MARJORIE GELLHORN SA'ADAH
*This is the way a generation ends. By writing the recipe down like this: "Take some good flour and add water slowly. Be careful not to add too much water too quickly, but do add enough until the mixture is just right." Mix it with your hands in the rhythm of a woman who has kneaded for a long time—years—and who kneads in such a way that the people—relatives—who finally come together in the living room or around the dining room table, have no idea how long it takes except by the perky remarks of some woman— who married in with no idea that any one was different from any other—saying, "Oh, Rose, you must have spent hours."

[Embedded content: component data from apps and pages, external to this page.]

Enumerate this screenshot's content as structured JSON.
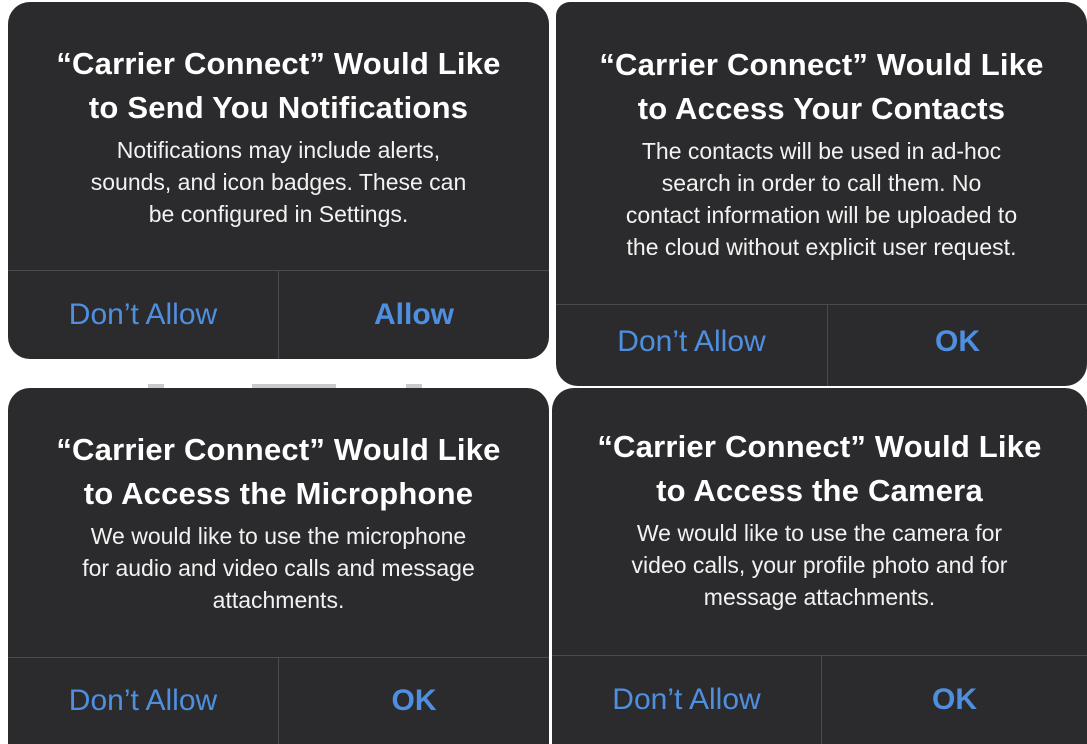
{
  "colors": {
    "background": "#ffffff",
    "alert_background": "#2b2b2d",
    "separator": "#4b4b4f",
    "button_text": "#4f8fe0",
    "title_text": "#ffffff"
  },
  "alerts": [
    {
      "title_line1": "“Carrier Connect” Would Like",
      "title_line2": "to Send You Notifications",
      "message_lines": [
        "Notifications may include alerts,",
        "sounds, and icon badges. These can",
        "be configured in Settings."
      ],
      "deny_label": "Don’t Allow",
      "confirm_label": "Allow"
    },
    {
      "title_line1": "“Carrier Connect” Would Like",
      "title_line2": "to Access Your Contacts",
      "message_lines": [
        "The contacts will be used in ad-hoc",
        "search in order to call them. No",
        "contact information will be uploaded to",
        "the cloud without explicit user request."
      ],
      "deny_label": "Don’t Allow",
      "confirm_label": "OK"
    },
    {
      "title_line1": "“Carrier Connect” Would Like",
      "title_line2": "to Access the Microphone",
      "message_lines": [
        "We would like to use the microphone",
        "for audio and video calls and message",
        "attachments."
      ],
      "deny_label": "Don’t Allow",
      "confirm_label": "OK"
    },
    {
      "title_line1": "“Carrier Connect” Would Like",
      "title_line2": "to Access the Camera",
      "message_lines": [
        "We would like to use the camera for",
        "video calls, your profile photo and for",
        "message attachments."
      ],
      "deny_label": "Don’t Allow",
      "confirm_label": "OK"
    }
  ]
}
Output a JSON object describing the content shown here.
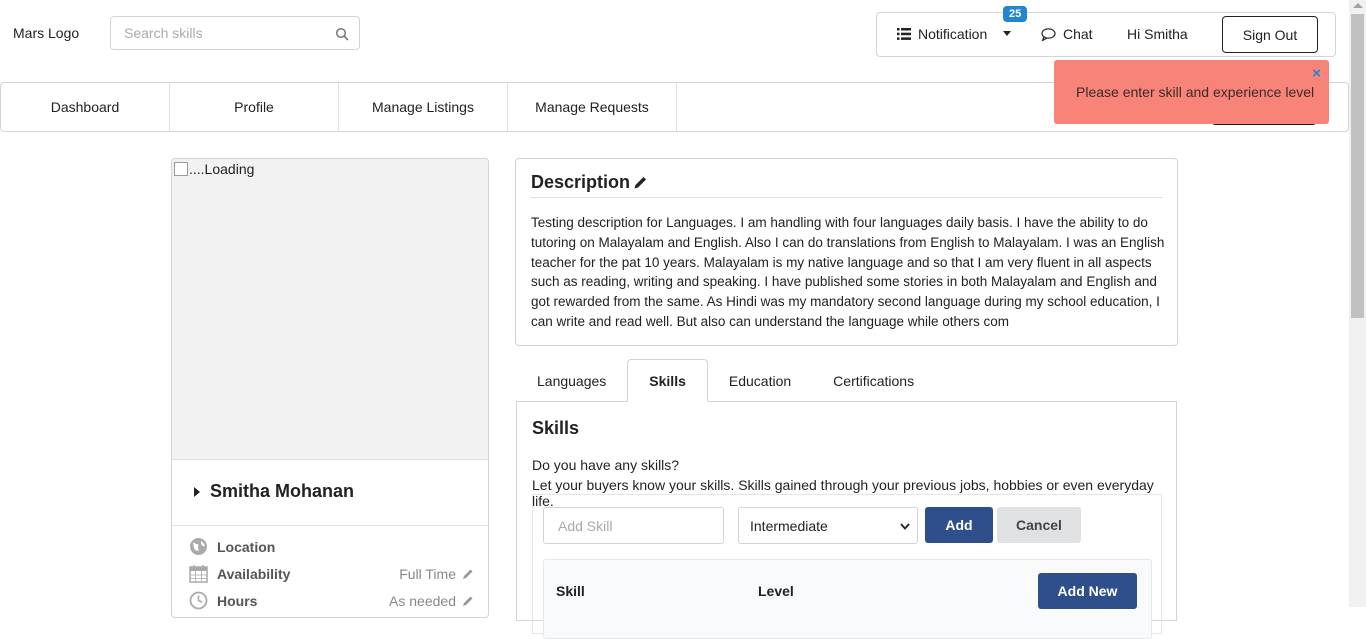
{
  "header": {
    "logo": "Mars Logo",
    "search_placeholder": "Search skills",
    "notification_label": "Notification",
    "notification_count": "25",
    "chat_label": "Chat",
    "greeting": "Hi Smitha",
    "signout_label": "Sign Out"
  },
  "nav": {
    "items": [
      {
        "label": "Dashboard"
      },
      {
        "label": "Profile"
      },
      {
        "label": "Manage Listings"
      },
      {
        "label": "Manage Requests"
      }
    ]
  },
  "toast": {
    "message": "Please enter skill and experience level",
    "close": "×"
  },
  "profile": {
    "image_alt": "....Loading",
    "name": "Smitha Mohanan",
    "rows": [
      {
        "label": "Location",
        "value": ""
      },
      {
        "label": "Availability",
        "value": "Full Time"
      },
      {
        "label": "Hours",
        "value": "As needed"
      }
    ]
  },
  "description": {
    "title": "Description",
    "text": "Testing description for Languages. I am handling with four languages daily basis. I have the ability to do tutoring on Malayalam and English. Also I can do translations from English to Malayalam. I was an English teacher for the pat 10 years. Malayalam is my native language and so that I am very fluent in all aspects such as reading, writing and speaking. I have published some stories in both Malayalam and English and got rewarded from the same. As Hindi was my mandatory second language during my school education, I can write and read well. But also can understand the language while others com"
  },
  "tabs": [
    {
      "label": "Languages"
    },
    {
      "label": "Skills"
    },
    {
      "label": "Education"
    },
    {
      "label": "Certifications"
    }
  ],
  "skills": {
    "title": "Skills",
    "question": "Do you have any skills?",
    "subtitle": "Let your buyers know your skills. Skills gained through your previous jobs, hobbies or even everyday life.",
    "input_placeholder": "Add Skill",
    "level_selected": "Intermediate",
    "add_label": "Add",
    "cancel_label": "Cancel",
    "col_skill": "Skill",
    "col_level": "Level",
    "add_new_label": "Add New"
  },
  "colors": {
    "accent": "#2e4f8c",
    "badge": "#2185d0",
    "toast": "#f88379"
  }
}
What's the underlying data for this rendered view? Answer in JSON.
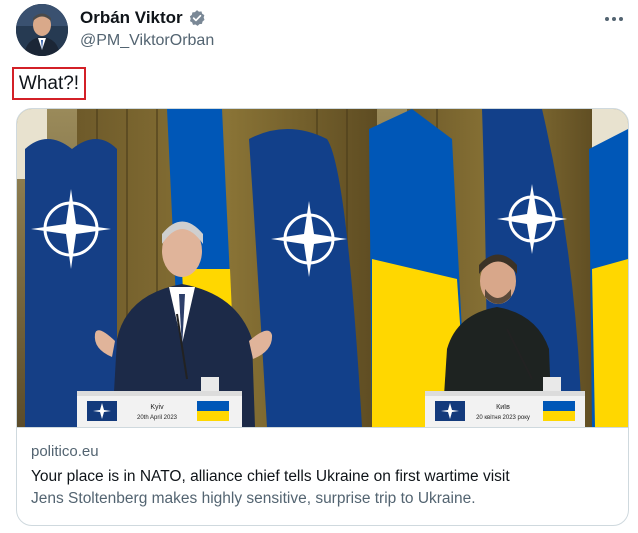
{
  "author": {
    "display_name": "Orbán Viktor",
    "handle": "@PM_ViktorOrban",
    "verified": true,
    "verified_icon": "verified-badge-icon"
  },
  "tweet": {
    "text": "What?!",
    "highlight_color": "#d32027"
  },
  "link_card": {
    "domain": "politico.eu",
    "headline": "Your place is in NATO, alliance chief tells Ukraine on first wartime visit",
    "description": "Jens Stoltenberg makes highly sensitive, surprise trip to Ukraine.",
    "image": {
      "left_sign": {
        "city": "Kyiv",
        "date": "20th April 2023"
      },
      "right_sign": {
        "city": "Київ",
        "date": "20 квітня 2023 року"
      }
    }
  },
  "colors": {
    "nato_blue": "#0b3c7d",
    "ukraine_blue": "#0057b7",
    "ukraine_yellow": "#ffd700",
    "secondary_text": "#536471",
    "verified_blue": "#1d9bf0"
  }
}
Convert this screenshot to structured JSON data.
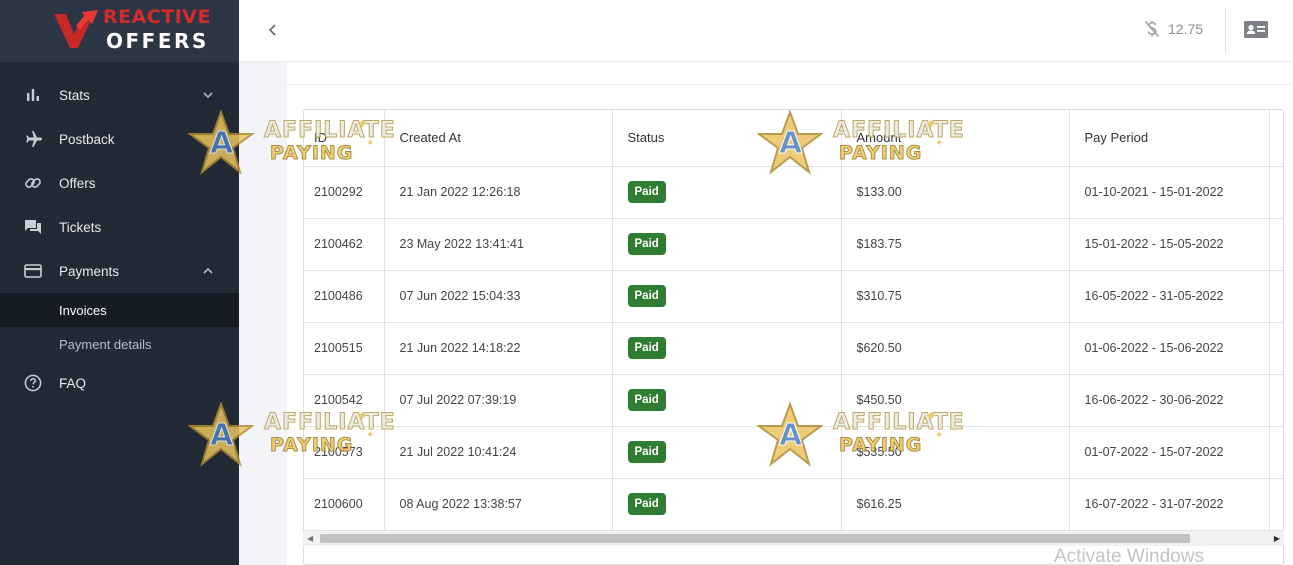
{
  "brand": {
    "top": "REACTIVE",
    "bottom": "OFFERS"
  },
  "sidebar": {
    "items": [
      {
        "label": "Stats",
        "icon": "bar-chart-icon"
      },
      {
        "label": "Postback",
        "icon": "airplane-icon"
      },
      {
        "label": "Offers",
        "icon": "link-icon"
      },
      {
        "label": "Tickets",
        "icon": "chat-icon"
      },
      {
        "label": "Payments",
        "icon": "credit-card-icon"
      }
    ],
    "sub_items": [
      {
        "label": "Invoices",
        "active": true
      },
      {
        "label": "Payment details",
        "active": false
      }
    ],
    "faq": {
      "label": "FAQ",
      "icon": "help-circle-icon"
    }
  },
  "header": {
    "balance": "12.75",
    "balance_icon": "money-off-icon",
    "profile_icon": "id-card-icon"
  },
  "table": {
    "columns": [
      "ID",
      "Created At",
      "Status",
      "Amount",
      "Pay Period"
    ],
    "rows": [
      {
        "id": "2100292",
        "created_at": "21 Jan 2022 12:26:18",
        "status": "Paid",
        "amount": "$133.00",
        "pay_period": "01-10-2021 - 15-01-2022"
      },
      {
        "id": "2100462",
        "created_at": "23 May 2022 13:41:41",
        "status": "Paid",
        "amount": "$183.75",
        "pay_period": "15-01-2022 - 15-05-2022"
      },
      {
        "id": "2100486",
        "created_at": "07 Jun 2022 15:04:33",
        "status": "Paid",
        "amount": "$310.75",
        "pay_period": "16-05-2022 - 31-05-2022"
      },
      {
        "id": "2100515",
        "created_at": "21 Jun 2022 14:18:22",
        "status": "Paid",
        "amount": "$620.50",
        "pay_period": "01-06-2022 - 15-06-2022"
      },
      {
        "id": "2100542",
        "created_at": "07 Jul 2022 07:39:19",
        "status": "Paid",
        "amount": "$450.50",
        "pay_period": "16-06-2022 - 30-06-2022"
      },
      {
        "id": "2100573",
        "created_at": "21 Jul 2022 10:41:24",
        "status": "Paid",
        "amount": "$535.50",
        "pay_period": "01-07-2022 - 15-07-2022"
      },
      {
        "id": "2100600",
        "created_at": "08 Aug 2022 13:38:57",
        "status": "Paid",
        "amount": "$616.25",
        "pay_period": "16-07-2022 - 31-07-2022"
      }
    ]
  },
  "colors": {
    "sidebar_bg": "#222a36",
    "paid_badge": "#2e7d32",
    "brand_red": "#d62b2b"
  },
  "watermark": {
    "line1": "AFFILIATE",
    "line2": "PAYING",
    "letter": "A"
  },
  "windows_watermark": "Activate Windows"
}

Rosiegram we called her. I had thought we had been taught by our parents to attach a suffix of "gram" to our grandmothers' first names and call our grandfathers by their first names. When I was grown, I read something—probably while snooping—that my grandfather had written about his grandparents. He called them Grandmother and Grandfather. Any other word would have shown disrespect. I was horrified, terrified—I suddenly realized that I had been rude to my grandparents for my entire life. I should have known better. I asked my father, whose eyes would flash deep and angry if we ever, even in jest, called him by his first name, why we called our grandparents by their names. I can't remember exactly what he said, but he made it clear that he never called his parents or grandparents by their first names; still in his fifties speaking of Mommy, Daddy, and Grandmother. You start to think that this rudeness, this inappropriate behavior, this incorrect unknowing comes from an inherent place inside of you. I should have known better.
I should have known I couldn't help it so I could have changed something, done something, or at least been quieter. I should have known they would leave us out there having to figure it out alone.____________________